### Element data from apps and pages:
[Start of section]
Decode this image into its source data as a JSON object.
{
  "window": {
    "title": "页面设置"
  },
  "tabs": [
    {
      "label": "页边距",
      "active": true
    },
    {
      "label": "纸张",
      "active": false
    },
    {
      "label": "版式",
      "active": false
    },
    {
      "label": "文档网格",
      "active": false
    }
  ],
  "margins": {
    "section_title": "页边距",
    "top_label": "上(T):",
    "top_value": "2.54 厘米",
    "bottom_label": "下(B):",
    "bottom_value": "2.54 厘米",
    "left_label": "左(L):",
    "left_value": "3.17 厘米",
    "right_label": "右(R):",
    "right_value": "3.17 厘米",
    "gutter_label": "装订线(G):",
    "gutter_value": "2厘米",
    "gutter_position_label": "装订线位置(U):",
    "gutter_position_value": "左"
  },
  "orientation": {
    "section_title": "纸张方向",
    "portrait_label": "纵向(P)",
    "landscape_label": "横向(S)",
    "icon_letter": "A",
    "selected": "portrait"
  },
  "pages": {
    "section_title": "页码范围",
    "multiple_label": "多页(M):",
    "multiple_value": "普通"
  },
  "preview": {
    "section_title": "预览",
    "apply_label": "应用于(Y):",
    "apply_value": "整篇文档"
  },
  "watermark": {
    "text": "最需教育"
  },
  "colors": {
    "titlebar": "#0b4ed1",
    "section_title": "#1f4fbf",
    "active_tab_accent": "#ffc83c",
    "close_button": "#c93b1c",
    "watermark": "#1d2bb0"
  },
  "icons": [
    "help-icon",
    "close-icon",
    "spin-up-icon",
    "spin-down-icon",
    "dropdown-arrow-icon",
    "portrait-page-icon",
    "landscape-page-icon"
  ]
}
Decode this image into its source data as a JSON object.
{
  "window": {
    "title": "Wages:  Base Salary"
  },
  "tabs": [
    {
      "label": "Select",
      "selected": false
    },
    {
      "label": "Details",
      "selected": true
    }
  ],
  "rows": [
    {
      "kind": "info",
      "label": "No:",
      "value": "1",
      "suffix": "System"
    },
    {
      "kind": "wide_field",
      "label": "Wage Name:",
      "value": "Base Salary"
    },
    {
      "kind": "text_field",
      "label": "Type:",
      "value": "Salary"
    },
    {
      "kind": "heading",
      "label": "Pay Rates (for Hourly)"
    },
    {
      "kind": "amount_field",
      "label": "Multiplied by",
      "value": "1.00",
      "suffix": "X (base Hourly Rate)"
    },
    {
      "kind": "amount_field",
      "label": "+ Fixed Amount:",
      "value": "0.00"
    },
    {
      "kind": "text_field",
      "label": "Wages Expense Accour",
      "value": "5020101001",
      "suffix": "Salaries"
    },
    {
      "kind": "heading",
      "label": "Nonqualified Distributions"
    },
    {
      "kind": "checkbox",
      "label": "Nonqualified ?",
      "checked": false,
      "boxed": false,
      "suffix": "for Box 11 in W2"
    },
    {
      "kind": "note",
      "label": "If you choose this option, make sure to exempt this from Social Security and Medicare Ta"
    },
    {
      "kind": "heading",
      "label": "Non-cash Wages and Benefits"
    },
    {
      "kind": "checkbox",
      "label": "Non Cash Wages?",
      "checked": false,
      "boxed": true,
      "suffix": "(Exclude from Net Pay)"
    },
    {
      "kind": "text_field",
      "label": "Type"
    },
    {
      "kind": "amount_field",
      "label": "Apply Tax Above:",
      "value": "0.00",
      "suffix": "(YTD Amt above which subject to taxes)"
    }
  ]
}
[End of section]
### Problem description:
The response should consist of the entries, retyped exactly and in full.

### Output:
Decode this image into its source data as a JSON object.
{
  "window": {
    "title": "页面设置"
  },
  "tabs": [
    {
      "label": "页边距",
      "active": true
    },
    {
      "label": "纸张",
      "active": false
    },
    {
      "label": "版式",
      "active": false
    },
    {
      "label": "文档网格",
      "active": false
    }
  ],
  "margins": {
    "section_title": "页边距",
    "top_label": "上(T):",
    "top_value": "2.54 厘米",
    "bottom_label": "下(B):",
    "bottom_value": "2.54 厘米",
    "left_label": "左(L):",
    "left_value": "3.17 厘米",
    "right_label": "右(R):",
    "right_value": "3.17 厘米",
    "gutter_label": "装订线(G):",
    "gutter_value": "2厘米",
    "gutter_position_label": "装订线位置(U):",
    "gutter_position_value": "左"
  },
  "orientation": {
    "section_title": "纸张方向",
    "portrait_label": "纵向(P)",
    "landscape_label": "横向(S)",
    "icon_letter": "A",
    "selected": "portrait"
  },
  "pages": {
    "section_title": "页码范围",
    "multiple_label": "多页(M):",
    "multiple_value": "普通"
  },
  "preview": {
    "section_title": "预览",
    "apply_label": "应用于(Y):",
    "apply_value": "整篇文档"
  },
  "watermark": {
    "text": "最需教育"
  },
  "colors": {
    "titlebar": "#0b4ed1",
    "section_title": "#1f4fbf",
    "active_tab_accent": "#ffc83c",
    "close_button": "#c93b1c",
    "watermark": "#1d2bb0"
  },
  "icons": [
    "help-icon",
    "close-icon",
    "spin-up-icon",
    "spin-down-icon",
    "dropdown-arrow-icon",
    "portrait-page-icon",
    "landscape-page-icon"
  ]
}
Decode this image into its source data as a JSON object.
{
  "window": {
    "title": "Wages:  Base Salary"
  },
  "tabs": [
    {
      "label": "Select",
      "selected": false
    },
    {
      "label": "Details",
      "selected": true
    }
  ],
  "rows": [
    {
      "kind": "info",
      "label": "No:",
      "value": "1",
      "suffix": "System"
    },
    {
      "kind": "wide_field",
      "label": "Wage Name:",
      "value": "Base Salary"
    },
    {
      "kind": "text_field",
      "label": "Type:",
      "value": "Salary"
    },
    {
      "kind": "heading",
      "label": "Pay Rates (for Hourly)"
    },
    {
      "kind": "amount_field",
      "label": "Multiplied by",
      "value": "1.00",
      "suffix": "X (base Hourly Rate)"
    },
    {
      "kind": "amount_field",
      "label": "+ Fixed Amount:",
      "value": "0.00"
    },
    {
      "kind": "text_field",
      "label": "Wages Expense Accour",
      "value": "5020101001",
      "suffix": "Salaries"
    },
    {
      "kind": "heading",
      "label": "Nonqualified Distributions"
    },
    {
      "kind": "checkbox",
      "label": "Nonqualified ?",
      "checked": false,
      "boxed": false,
      "suffix": "for Box 11 in W2"
    },
    {
      "kind": "note",
      "label": "If you choose this option, make sure to exempt this from Social Security and Medicare Ta"
    },
    {
      "kind": "heading",
      "label": "Non-cash Wages and Benefits"
    },
    {
      "kind": "checkbox",
      "label": "Non Cash Wages?",
      "checked": false,
      "boxed": true,
      "suffix": "(Exclude from Net Pay)"
    },
    {
      "kind": "text_field",
      "label": "Type"
    },
    {
      "kind": "amount_field",
      "label": "Apply Tax Above:",
      "value": "0.00",
      "suffix": "(YTD Amt above which subject to taxes)"
    }
  ]
}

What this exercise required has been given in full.